**WHAT YOU HAVE TO DO**
What lines in the listing include "desc"? Return a copy of each.
◇ ◇ ◇ ◇
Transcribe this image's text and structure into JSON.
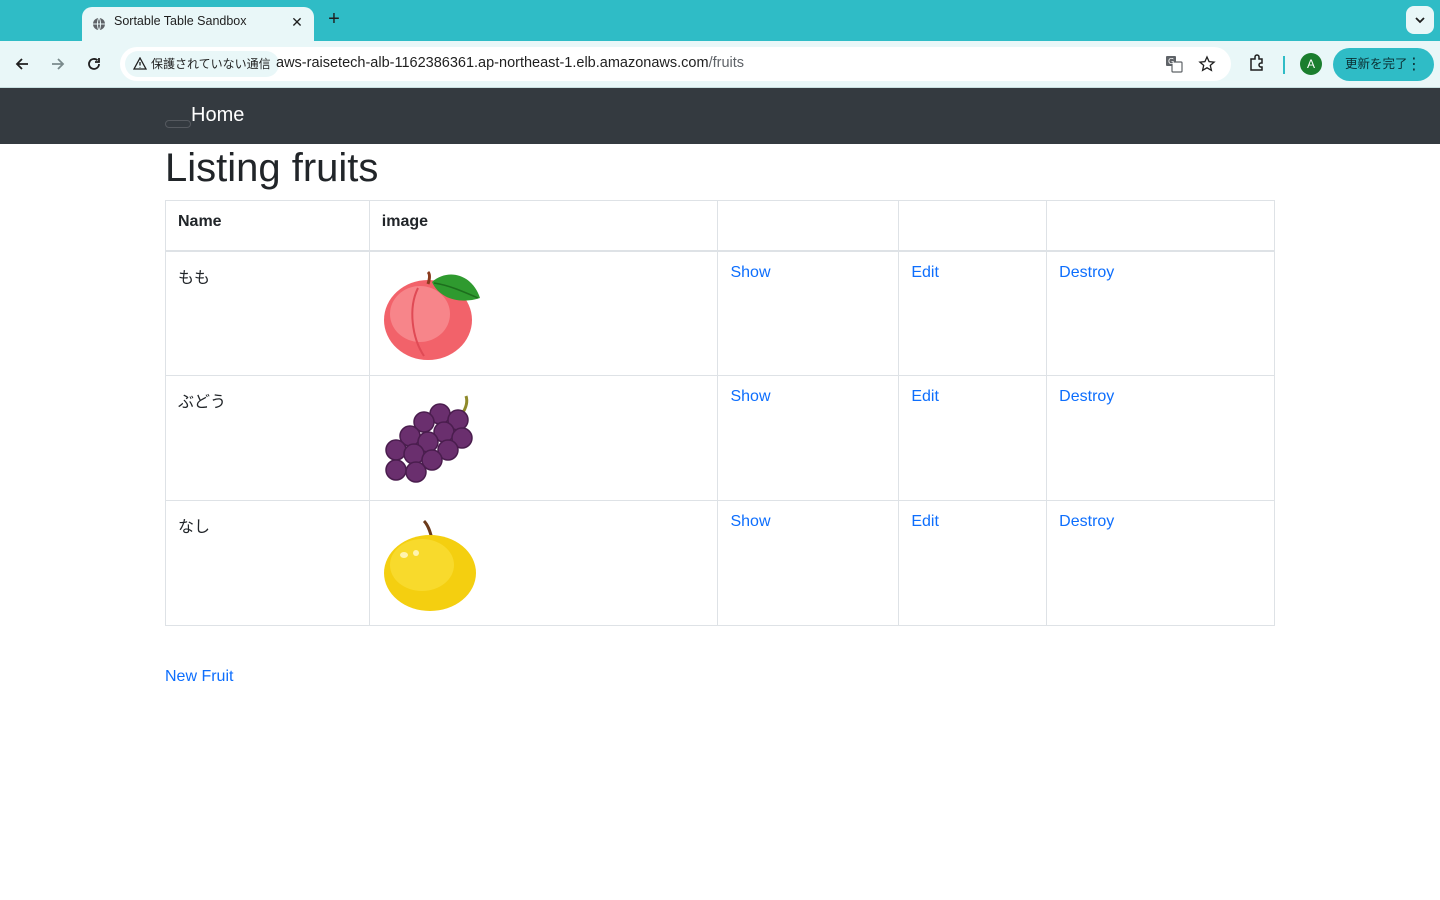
{
  "browser": {
    "tab_title": "Sortable Table Sandbox",
    "security_label": "保護されていない通信",
    "url_host": "aws-raisetech-alb-1162386361.ap-northeast-1.elb.amazonaws.com",
    "url_path": "/fruits",
    "profile_initial": "A",
    "update_label": "更新を完了"
  },
  "navbar": {
    "brand": "Home"
  },
  "page": {
    "title": "Listing fruits",
    "new_link": "New Fruit"
  },
  "table": {
    "headers": [
      "Name",
      "image",
      "",
      "",
      ""
    ],
    "rows": [
      {
        "name": "もも",
        "image_icon": "peach-icon",
        "show": "Show",
        "edit": "Edit",
        "destroy": "Destroy"
      },
      {
        "name": "ぶどう",
        "image_icon": "grape-icon",
        "show": "Show",
        "edit": "Edit",
        "destroy": "Destroy"
      },
      {
        "name": "なし",
        "image_icon": "pear-icon",
        "show": "Show",
        "edit": "Edit",
        "destroy": "Destroy"
      }
    ]
  },
  "colors": {
    "chrome_accent": "#2fbcc6",
    "navbar_bg": "#343a40",
    "link": "#0d6efd"
  }
}
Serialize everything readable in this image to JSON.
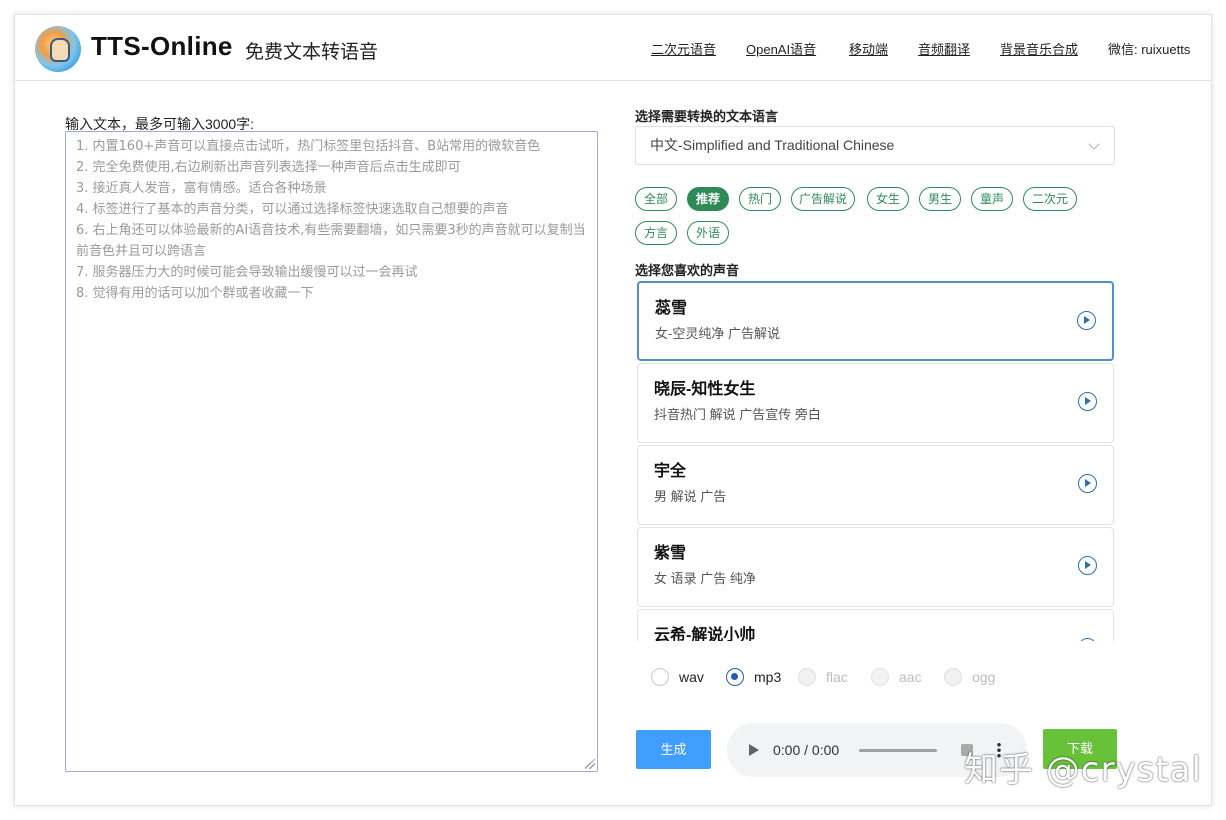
{
  "header": {
    "brand": "TTS-Online",
    "subtitle": "免费文本转语音",
    "nav": [
      "二次元语音",
      "OpenAI语音",
      "移动端",
      "音频翻译",
      "背景音乐合成"
    ],
    "wechat": "微信: ruixuetts"
  },
  "left": {
    "input_label": "输入文本，最多可输入3000字:",
    "placeholder_lines": [
      "1. 内置160+声音可以直接点击试听，热门标签里包括抖音、B站常用的微软音色",
      "2. 完全免费使用,右边刷新出声音列表选择一种声音后点击生成即可",
      "3. 接近真人发音，富有情感。适合各种场景",
      "4. 标签进行了基本的声音分类，可以通过选择标签快速选取自己想要的声音",
      "6. 右上角还可以体验最新的AI语音技术,有些需要翻墙，如只需要3秒的声音就可以复制当前音色并且可以跨语言",
      "7. 服务器压力大的时候可能会导致输出缓慢可以过一会再试",
      "8. 觉得有用的话可以加个群或者收藏一下"
    ]
  },
  "right": {
    "language_label": "选择需要转换的文本语言",
    "language_value": "中文-Simplified and Traditional Chinese",
    "tags": [
      {
        "label": "全部",
        "active": false
      },
      {
        "label": "推荐",
        "active": true
      },
      {
        "label": "热门",
        "active": false
      },
      {
        "label": "广告解说",
        "active": false
      },
      {
        "label": "女生",
        "active": false
      },
      {
        "label": "男生",
        "active": false
      },
      {
        "label": "童声",
        "active": false
      },
      {
        "label": "二次元",
        "active": false
      },
      {
        "label": "方言",
        "active": false
      },
      {
        "label": "外语",
        "active": false
      }
    ],
    "voice_label": "选择您喜欢的声音",
    "voices": [
      {
        "name": "蕊雪",
        "desc": "女-空灵纯净 广告解说",
        "selected": true
      },
      {
        "name": "晓辰-知性女生",
        "desc": "抖音热门 解说 广告宣传 旁白",
        "selected": false
      },
      {
        "name": "宇全",
        "desc": "男 解说 广告",
        "selected": false
      },
      {
        "name": "紫雪",
        "desc": "女 语录 广告 纯净",
        "selected": false
      },
      {
        "name": "云希-解说小帅",
        "desc": "",
        "selected": false
      }
    ],
    "formats": [
      {
        "label": "wav",
        "checked": false,
        "disabled": false
      },
      {
        "label": "mp3",
        "checked": true,
        "disabled": false
      },
      {
        "label": "flac",
        "checked": false,
        "disabled": true
      },
      {
        "label": "aac",
        "checked": false,
        "disabled": true
      },
      {
        "label": "ogg",
        "checked": false,
        "disabled": true
      }
    ],
    "generate_label": "生成",
    "player_time": "0:00 / 0:00",
    "download_label": "下载"
  },
  "watermark": "知乎 @crystal",
  "colors": {
    "tag_green": "#2e8b57",
    "generate_blue": "#409eff",
    "download_green": "#67c23a",
    "selected_border": "#4f8fcf"
  }
}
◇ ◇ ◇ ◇
**TASK RESPONSE**
        "desc": "女-空灵纯净 广告解说",
        "desc": "抖音热门 解说 广告宣传 旁白",
        "desc": "男 解说 广告",
        "desc": "女 语录 广告 纯净",
        "desc": "",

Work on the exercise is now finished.